A new landmark law concerning pollutant-free vehicles recently received approval from the environment ministers of the European Union. The law also got the support of almost all EU countries, with Poland being the only member not in favour of the law.
Romania and Bulgaria did not contribute to the votes as they abstained. Italy also abstained because the EU Commission did not accept its suggestion of including biofuels in the list.
The law sealed the agreement that all new vehicles sold beginning the year 2035 should have zero emissions. This happened after a slight delay as the Free Democratic party of Germany wanted e-fuel-powered vehicles to be exempted or else they will withdraw their support for the ban.
As such, e-fuel vehicle sales will be allowed to continue after the year 2035. This gave traditional vehicles additional life. E-fuel supporters include high-end brands Ferrari and Porsche.
This new law’s main goal is to fast-track the carbonisation of Europe’s new vehicle fleets.
The European Commission has said that total CO2 emissions showed vans and passenger vehicles take up around 2.5% and 12% of the top spot respectively. This is something that should not be taken for granted as evidence point to a continuing increase in global temperatures if toxic emissions are not reduced.
According to the European Association for Machinery and Equipment Manufacturers, the decision is a significant step toward using technological solutions in meeting the targets for improving climate conditions.
Transport and Environment campaigners, however, believe that e-fuels are not only expensive for car owners but they’re also pretentious or fake.
European Union officials are expected to analyse how the petrol and diesel vehicle phaseout has progressed in terms of using innovative technologies.
Why vehicle emissions are bad
The most common vehicle emissions are those that are released by diesel vehicles. Nitrogen oxides or NOx are a group of gases that includes nitric oxide (NO) and nitrogen dioxide (NO2). These gases are dangerous and can harm both the environment and human health.
NOx easily reacts when mixed with other elements. It produces pollutants, such as ground-level ozone, which is responsible for damaging vegetation. Nitrogen oxide is also responsible for the formation of acid rain and smog.
The biggest problems you’ll face when you are exposed to NOx emissions are its health impacts. They range from the mildest to the most life-threatening:
- Depression, anxiety, and other mental health issues
- A decline in cognitive health, which can lead to dementia
- Asthma and other respiratory illnesses
- Chronic obstructive pulmonary disease
- Corroded teeth
- Certain cancers
- Cardiovascular disease
- Premature death
The number of early deaths around the world increases every year. Air pollution has become the leading cause of these deaths, and it is now considered just as dangerous as drug and alcohol abuse, HIV and AIDS, vehicular accidents, and smoking.
Vehicular emissions have been in the news in recent years because of the Dieselgate scandal.
What was the scandal about?
The Dieselgate diesel emissions fiasco began in September 2015 with only the Volkswagen Group as the sole carmaker involved.
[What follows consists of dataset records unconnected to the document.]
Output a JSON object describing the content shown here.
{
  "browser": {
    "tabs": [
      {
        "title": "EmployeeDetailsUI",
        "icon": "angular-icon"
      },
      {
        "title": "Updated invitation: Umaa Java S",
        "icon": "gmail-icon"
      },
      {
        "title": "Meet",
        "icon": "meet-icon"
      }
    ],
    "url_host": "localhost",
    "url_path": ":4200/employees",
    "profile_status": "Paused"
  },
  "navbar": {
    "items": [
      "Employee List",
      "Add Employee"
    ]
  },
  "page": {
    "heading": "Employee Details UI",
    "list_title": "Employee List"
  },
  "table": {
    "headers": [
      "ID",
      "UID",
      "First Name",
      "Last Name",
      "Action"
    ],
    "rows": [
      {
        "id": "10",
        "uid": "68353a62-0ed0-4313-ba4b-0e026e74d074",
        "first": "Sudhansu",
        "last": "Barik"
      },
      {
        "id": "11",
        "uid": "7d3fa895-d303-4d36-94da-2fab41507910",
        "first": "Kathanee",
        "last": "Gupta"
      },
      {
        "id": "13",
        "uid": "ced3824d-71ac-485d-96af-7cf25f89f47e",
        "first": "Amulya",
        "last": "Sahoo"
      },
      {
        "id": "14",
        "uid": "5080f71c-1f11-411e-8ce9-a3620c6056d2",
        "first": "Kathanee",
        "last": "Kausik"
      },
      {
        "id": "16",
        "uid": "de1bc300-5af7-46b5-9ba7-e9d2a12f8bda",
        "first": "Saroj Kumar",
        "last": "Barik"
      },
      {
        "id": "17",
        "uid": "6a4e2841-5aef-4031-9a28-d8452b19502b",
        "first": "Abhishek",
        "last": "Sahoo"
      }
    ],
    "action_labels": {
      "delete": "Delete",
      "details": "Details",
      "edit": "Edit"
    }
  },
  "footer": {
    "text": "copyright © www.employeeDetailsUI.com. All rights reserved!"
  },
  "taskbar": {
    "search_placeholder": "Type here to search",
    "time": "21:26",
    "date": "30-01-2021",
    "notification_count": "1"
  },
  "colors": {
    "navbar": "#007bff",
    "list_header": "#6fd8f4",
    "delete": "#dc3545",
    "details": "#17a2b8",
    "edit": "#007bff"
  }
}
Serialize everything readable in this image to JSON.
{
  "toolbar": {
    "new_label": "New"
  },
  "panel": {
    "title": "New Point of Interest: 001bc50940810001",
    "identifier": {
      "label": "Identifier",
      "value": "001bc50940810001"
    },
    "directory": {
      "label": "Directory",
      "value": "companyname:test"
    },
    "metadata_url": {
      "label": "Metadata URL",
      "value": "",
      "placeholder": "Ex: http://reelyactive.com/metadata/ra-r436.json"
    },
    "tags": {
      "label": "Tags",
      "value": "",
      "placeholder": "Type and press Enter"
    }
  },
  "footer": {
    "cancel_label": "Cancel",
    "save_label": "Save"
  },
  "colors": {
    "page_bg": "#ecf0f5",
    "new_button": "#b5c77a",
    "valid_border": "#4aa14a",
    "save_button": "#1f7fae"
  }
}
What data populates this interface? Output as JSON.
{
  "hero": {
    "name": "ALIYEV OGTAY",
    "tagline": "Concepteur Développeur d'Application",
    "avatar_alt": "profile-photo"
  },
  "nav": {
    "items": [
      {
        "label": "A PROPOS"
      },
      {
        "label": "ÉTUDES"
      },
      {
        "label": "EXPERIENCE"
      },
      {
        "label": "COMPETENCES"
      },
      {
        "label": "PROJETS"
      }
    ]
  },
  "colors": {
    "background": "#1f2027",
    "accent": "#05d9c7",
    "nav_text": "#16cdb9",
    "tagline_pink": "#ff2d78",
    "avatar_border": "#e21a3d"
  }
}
The carmaker was accused of using defeat devices in their VW and Audi diesel vehicles that they sold in the US. These devices manipulate regulatory tests so that vehicles can reduce emissions to within legal levels.
However, these devices only cap emission levels during regulatory tests. As soon as the vehicles are taken out of the lab for real-world road driving, the devices turn off, causing the vehicles they’re integrated into to emit unlawful volumes of NOx once again.
The scandal didn’t stop; allegedly, more carmakers followed in VW’s footsteps. Authorities focused their sights next on Mercedes-Benz, but BMW wasn’t far behind. Before these carmakers were officially implicated in the diesel emissions fiasco, they were allegedly caught colluding in a cartel with Volkswagen, with Mercedes represented by parent company Daimler.
VW, BMW, and Daimler allegedly met for several years and colluded on limiting newer technology intended for improving emissions.
BMW was soon thrust into the spotlight when authorities allegedly found defeat devices in some of their diesel vehicles. Like Mercedes, the carmaker paid fines and fees, as well as compensation for the affected drivers. Thousands of affected vehicles had been recalled as well.
Whether you drive a VW, Mercedes, or BMW, you have the right to bring your carmaker to court through a diesel claim. Authorities know that affected drivers should be compensated for the inconveniences their carmakers put them through.
Can my diesel claim help me?
A diesel claim will allow you to hold your carmaker responsible for their illegal actions. It is the best option for you because:
- Your carmaker lied to and misled you into believing that you bought a high-performance, emissions-compliant vehicle
- Your carmaker exposed you to high volumes of NOx emissions
- Your carmaker compromised your vehicle’s performance quality
First off, though, you should visit ClaimExperts.co.uk to find out if you are qualified to claim compensation. Once you’re done, contact an emissions expert who can help you decide whether to file your BMW emission claim as a separate individual case or if you should join a GLO (Group Litigation Order).